“Fact of the matter is, when you open your purse it’s jam-packed full of IDs and we use these things on a daily basis. So it’s not true that it would be too intrusive. At least the Canadian public wouldn’t for the most part have a problem with that, and the reality is that’s the only way you’re going to have an affective self-exclusion program.”

While countries with more effective self-exclusion programs only allow long-term or even lifetime bans, most Canadian provinces offer six-month or yearly bans. BCLC’s program ranges between six months and three years.

“It’s equivalent to telling an alcoholic, ‘OK, we don’t want you to drink for six months, for one year.’ The reality is that most people with severe addictions, regardless of what it is, should never be engaging in that behaviour again,” says Williams.

BCLC is declining to comment on the specifics of Lee’s case while it is before the courts. But in a statement Tuesday the company said that the Gaming Control Act gives BCLC “the power to make rules establishing qualifications for entitlement to prizes.”

On its website, BCLC says its self-exclusion program provides “tools that can help you, but ultimately the choice and responsibility to gamble or not is yours.”

Weiszner takes issue with this, saying the onus shouldn’t be on self-excluded addicted gamblers to rely on themselves to stay away from casinos.

“If it was solely based on someone making up their mind to not gamble there would be no need for the program. What’s the point of entering into an agreement with another party if it’s just based on personal affirmation that they’re not going to gamble any more.”

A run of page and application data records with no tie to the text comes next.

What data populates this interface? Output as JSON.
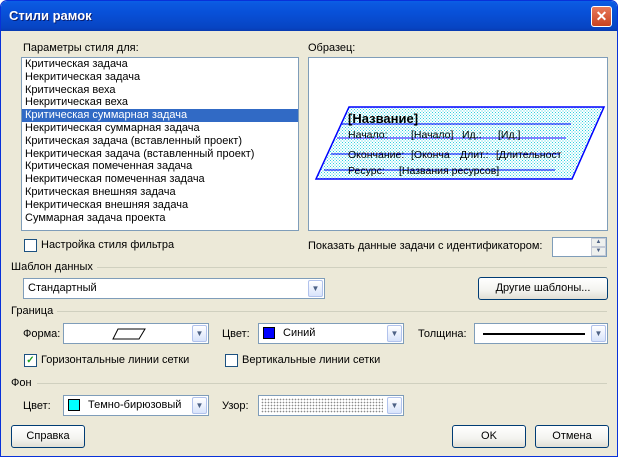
{
  "window": {
    "title": "Стили рамок",
    "close_label": "✕"
  },
  "style_params": {
    "label": "Параметры стиля для:",
    "items": [
      "Критическая задача",
      "Некритическая задача",
      "Критическая веха",
      "Некритическая веха",
      "Критическая суммарная задача",
      "Некритическая суммарная задача",
      "Критическая задача (вставленный проект)",
      "Некритическая задача (вставленный проект)",
      "Критическая помеченная задача",
      "Некритическая помеченная задача",
      "Критическая внешняя задача",
      "Некритическая внешняя задача",
      "Суммарная задача проекта"
    ],
    "selected_index": 4
  },
  "preview": {
    "label": "Образец:",
    "name": "[Название]",
    "row1_a": "Начало:",
    "row1_b": "[Начало]",
    "row1_c": "Ид.:",
    "row1_d": "[Ид.]",
    "row2_a": "Окончание:",
    "row2_b": "[Оконча",
    "row2_c": "Длит.:",
    "row2_d": "[Длительност",
    "row3_a": "Ресурс:",
    "row3_b": "[Названия ресурсов]"
  },
  "filter_style": {
    "label": "Настройка стиля фильтра",
    "checked": false
  },
  "show_task_data": {
    "label": "Показать данные задачи с идентификатором:",
    "value": ""
  },
  "data_template": {
    "section_label": "Шаблон данных",
    "value": "Стандартный",
    "other_templates_button": "Другие шаблоны..."
  },
  "border": {
    "section_label": "Граница",
    "shape_label": "Форма:",
    "color_label": "Цвет:",
    "color_value": "Синий",
    "color_hex": "#0000ff",
    "thickness_label": "Толщина:",
    "horizontal_grid": {
      "label": "Горизонтальные линии сетки",
      "checked": true
    },
    "vertical_grid": {
      "label": "Вертикальные линии сетки",
      "checked": false
    }
  },
  "background": {
    "section_label": "Фон",
    "color_label": "Цвет:",
    "color_value": "Темно-бирюзовый",
    "color_hex": "#00ffff",
    "pattern_label": "Узор:"
  },
  "buttons": {
    "help": "Справка",
    "ok": "OK",
    "cancel": "Отмена"
  },
  "icons": {
    "check": "✓",
    "dropdown": "▼",
    "spin_up": "▲",
    "spin_down": "▼"
  }
}
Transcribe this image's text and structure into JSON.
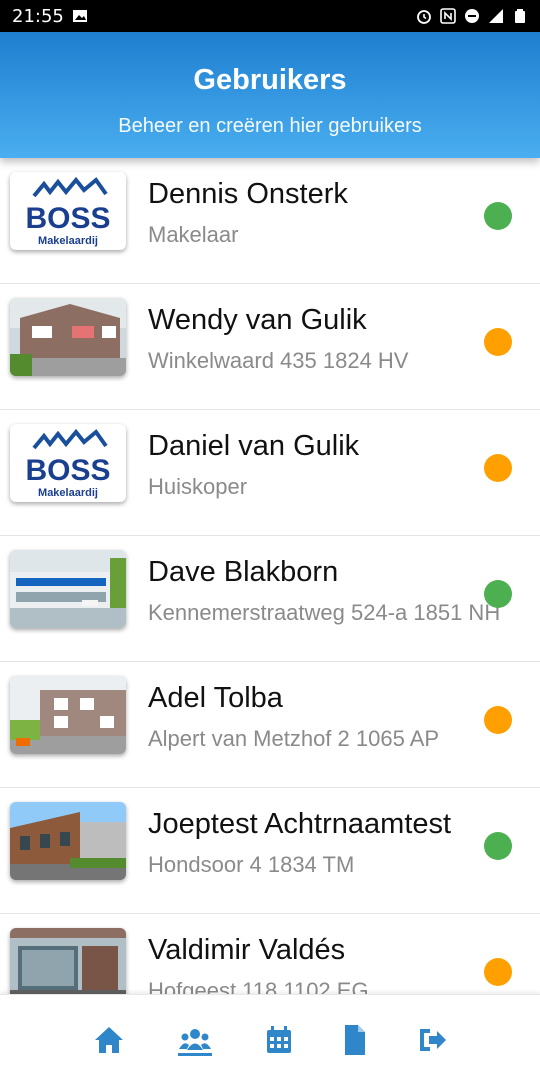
{
  "status_bar": {
    "time": "21:55"
  },
  "header": {
    "title": "Gebruikers",
    "subtitle": "Beheer en creëren hier gebruikers"
  },
  "logo": {
    "brand": "BOSS",
    "tagline": "Makelaardij"
  },
  "colors": {
    "accent": "#2f86c9",
    "green": "#4caf50",
    "orange": "#ffa000"
  },
  "users": [
    {
      "name": "Dennis Onsterk",
      "subtitle": "Makelaar",
      "status": "green",
      "thumb": "boss-logo"
    },
    {
      "name": "Wendy van Gulik",
      "subtitle": "Winkelwaard 435 1824 HV",
      "status": "orange",
      "thumb": "house-photo"
    },
    {
      "name": "Daniel van Gulik",
      "subtitle": "Huiskoper",
      "status": "orange",
      "thumb": "boss-logo"
    },
    {
      "name": "Dave Blakborn",
      "subtitle": "Kennemerstraatweg 524-a 1851 NH",
      "status": "green",
      "thumb": "house-photo"
    },
    {
      "name": "Adel Tolba",
      "subtitle": "Alpert van Metzhof 2 1065 AP",
      "status": "orange",
      "thumb": "house-photo"
    },
    {
      "name": "Joeptest Achtrnaamtest",
      "subtitle": "Hondsoor 4 1834 TM",
      "status": "green",
      "thumb": "house-photo"
    },
    {
      "name": "Valdimir Valdés",
      "subtitle": "Hofgeest 118 1102 EG",
      "status": "orange",
      "thumb": "house-photo"
    }
  ],
  "tabs": [
    {
      "icon": "home-icon",
      "active": false
    },
    {
      "icon": "users-icon",
      "active": true
    },
    {
      "icon": "calendar-icon",
      "active": false
    },
    {
      "icon": "document-icon",
      "active": false
    },
    {
      "icon": "logout-icon",
      "active": false
    }
  ]
}
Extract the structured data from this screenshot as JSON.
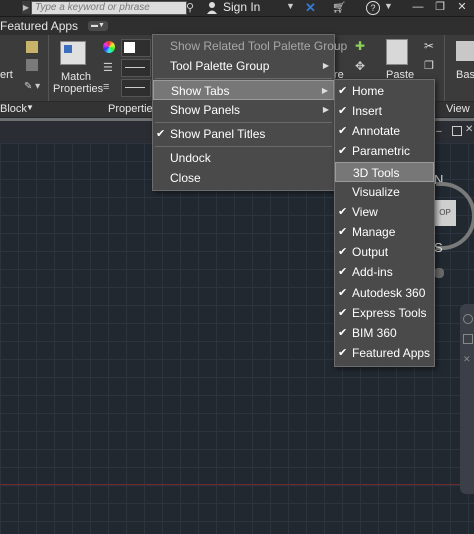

Joan Delaney
Senior Editor, Canadian Edition
Joan Delaney is Senior Editor of the Canadian edition of The Epoch Times based in Toronto. She has been with The Epoch Times in various roles since 2004.